A Japanese lawyer on Tuesday urged Google to makes its "autocomplete" function more flexible, after a court ordered the search giant to modify the feature to prevent embarrassment for his client.
Hiroyuki Tomita said his unidentified client was suffering reputational damage because Google's algorithm generated a suggestion linking him to a crime he had not committed when users typed his name.
"We are not asking for the entire 'suggest function' (autocomplete system) to be switched off," Tomita told AFP, clarifying reports Monday that he wanted the function disabled by Google in Japan.
"We are asking Google to follow what was issued by a Japanese court," the lawyer said.
The Tokyo District Court last week approved a petition by the man to have his name delinked from autocomplete suggestions, ruling that the function violated his privacy.
The Google function linked the man to criminality, damaging his reputation and making it hard for him to find work in recent years, according to Tomita.
Autocomplete is a function provided by many search engines that suggests what a user may be seeking as they type queries.
Query suggestions are typically based on what other people have searched for when they typed the same initial letters or words.
In the United States, Google said it was reviewing the Japanese court ruling.
"A Japanese court issued a provisional order requesting Google to delete specific terms from autocomplete," a spokesman for the California-based company confirmed on Monday.
"The judge did not require Google to completely suspend the autocomplete function.

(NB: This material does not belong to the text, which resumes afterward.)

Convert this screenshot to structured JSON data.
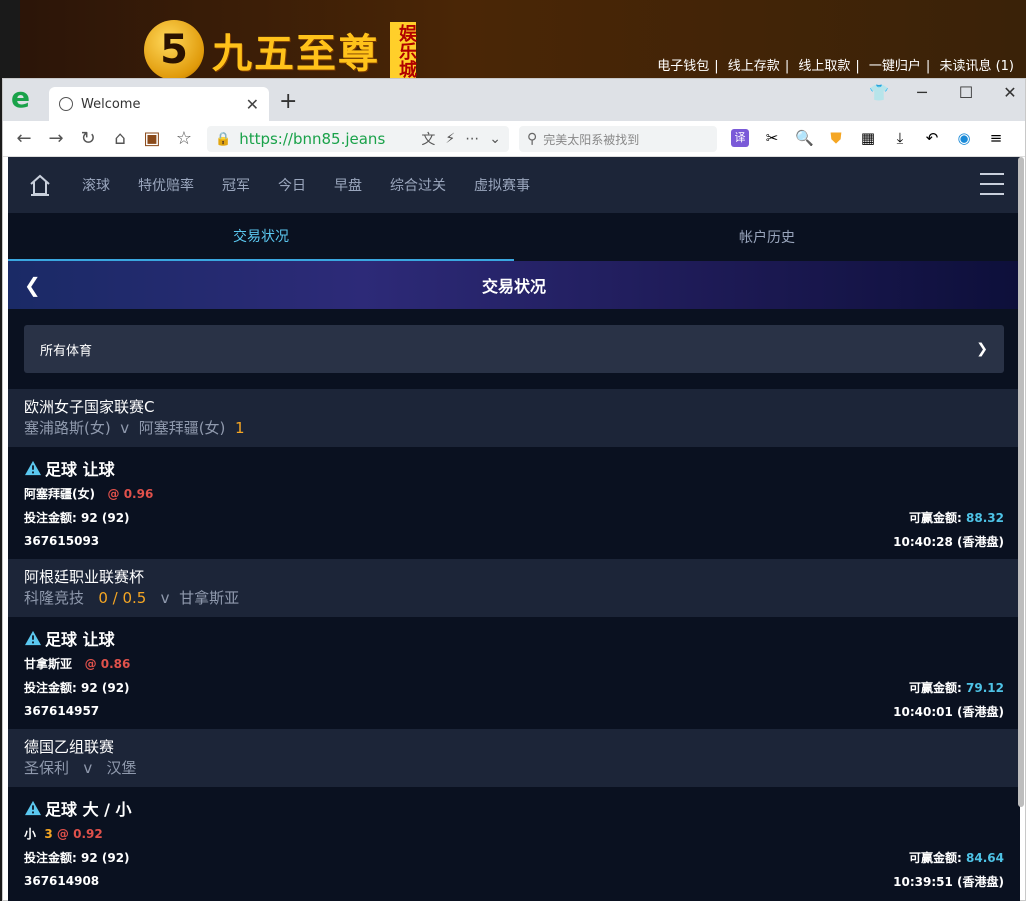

Google is currently reviewing the order," he said in a statement.
Tomita expressed frustration that Google in Japan had been unable to handle the matter, and accused the company's US headquarters of dragging its feet.
Explore further: Google mulls Japan court order to tweak auto-complete (Update)